§ TO DO: Below are records; reply with nothing but the number of lines in them that contain "Unwrap".

INFORMATION SHOWN Start Marker

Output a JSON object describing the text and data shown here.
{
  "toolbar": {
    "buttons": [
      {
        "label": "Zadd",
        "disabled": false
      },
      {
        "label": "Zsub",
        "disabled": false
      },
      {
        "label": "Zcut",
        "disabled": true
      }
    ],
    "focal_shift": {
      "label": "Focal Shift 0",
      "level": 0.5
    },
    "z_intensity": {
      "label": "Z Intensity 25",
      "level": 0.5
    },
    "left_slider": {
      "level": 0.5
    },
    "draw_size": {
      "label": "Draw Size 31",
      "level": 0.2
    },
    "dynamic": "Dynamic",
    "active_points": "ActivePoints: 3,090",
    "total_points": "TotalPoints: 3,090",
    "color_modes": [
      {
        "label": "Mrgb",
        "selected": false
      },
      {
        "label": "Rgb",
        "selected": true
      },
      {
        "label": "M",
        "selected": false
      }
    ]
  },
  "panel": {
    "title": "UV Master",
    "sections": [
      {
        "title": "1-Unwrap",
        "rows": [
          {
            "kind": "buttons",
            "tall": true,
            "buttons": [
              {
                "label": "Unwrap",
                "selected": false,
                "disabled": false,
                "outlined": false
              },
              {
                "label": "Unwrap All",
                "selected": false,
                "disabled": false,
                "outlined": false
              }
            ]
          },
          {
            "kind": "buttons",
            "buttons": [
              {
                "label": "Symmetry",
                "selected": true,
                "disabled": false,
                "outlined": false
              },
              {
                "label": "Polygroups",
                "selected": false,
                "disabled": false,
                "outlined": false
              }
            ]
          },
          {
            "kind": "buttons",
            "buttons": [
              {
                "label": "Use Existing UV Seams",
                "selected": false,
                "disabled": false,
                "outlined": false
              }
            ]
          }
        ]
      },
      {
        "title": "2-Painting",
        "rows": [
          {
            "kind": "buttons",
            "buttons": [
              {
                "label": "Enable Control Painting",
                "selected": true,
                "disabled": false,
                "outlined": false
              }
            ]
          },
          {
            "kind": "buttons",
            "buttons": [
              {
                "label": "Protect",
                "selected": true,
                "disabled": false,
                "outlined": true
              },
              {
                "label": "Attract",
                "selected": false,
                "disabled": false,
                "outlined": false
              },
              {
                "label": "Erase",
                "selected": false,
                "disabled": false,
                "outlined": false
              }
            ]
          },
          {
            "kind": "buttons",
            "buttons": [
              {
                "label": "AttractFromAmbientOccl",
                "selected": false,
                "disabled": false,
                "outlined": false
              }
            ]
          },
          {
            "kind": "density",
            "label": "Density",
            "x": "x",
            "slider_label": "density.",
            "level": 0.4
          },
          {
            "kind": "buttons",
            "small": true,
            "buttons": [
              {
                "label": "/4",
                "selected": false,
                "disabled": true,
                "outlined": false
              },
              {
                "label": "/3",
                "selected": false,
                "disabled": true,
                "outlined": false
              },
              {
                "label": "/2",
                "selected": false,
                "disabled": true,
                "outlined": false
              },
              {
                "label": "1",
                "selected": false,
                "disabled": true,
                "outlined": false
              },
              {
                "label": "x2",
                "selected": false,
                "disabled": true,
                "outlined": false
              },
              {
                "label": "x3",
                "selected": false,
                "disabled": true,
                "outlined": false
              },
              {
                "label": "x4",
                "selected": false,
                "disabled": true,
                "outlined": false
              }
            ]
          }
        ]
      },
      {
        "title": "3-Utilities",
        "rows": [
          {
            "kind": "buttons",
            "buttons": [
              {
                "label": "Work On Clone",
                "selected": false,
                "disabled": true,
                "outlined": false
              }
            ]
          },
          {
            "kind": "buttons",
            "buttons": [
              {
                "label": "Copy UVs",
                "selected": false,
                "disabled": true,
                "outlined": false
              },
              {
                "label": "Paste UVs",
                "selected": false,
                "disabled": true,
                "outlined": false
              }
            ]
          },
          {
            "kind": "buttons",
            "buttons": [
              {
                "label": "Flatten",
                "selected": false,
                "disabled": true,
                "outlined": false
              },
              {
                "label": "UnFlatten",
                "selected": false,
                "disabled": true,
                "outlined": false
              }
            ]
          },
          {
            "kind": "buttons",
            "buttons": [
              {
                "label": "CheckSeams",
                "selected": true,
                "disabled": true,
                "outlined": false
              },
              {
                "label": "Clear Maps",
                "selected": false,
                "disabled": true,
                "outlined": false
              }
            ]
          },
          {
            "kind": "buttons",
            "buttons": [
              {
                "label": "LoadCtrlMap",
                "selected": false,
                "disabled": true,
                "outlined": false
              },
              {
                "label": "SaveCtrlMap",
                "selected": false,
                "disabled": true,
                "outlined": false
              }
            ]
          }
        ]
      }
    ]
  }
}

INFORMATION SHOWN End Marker

§ RESPONSE TO THE EXERCISE: 3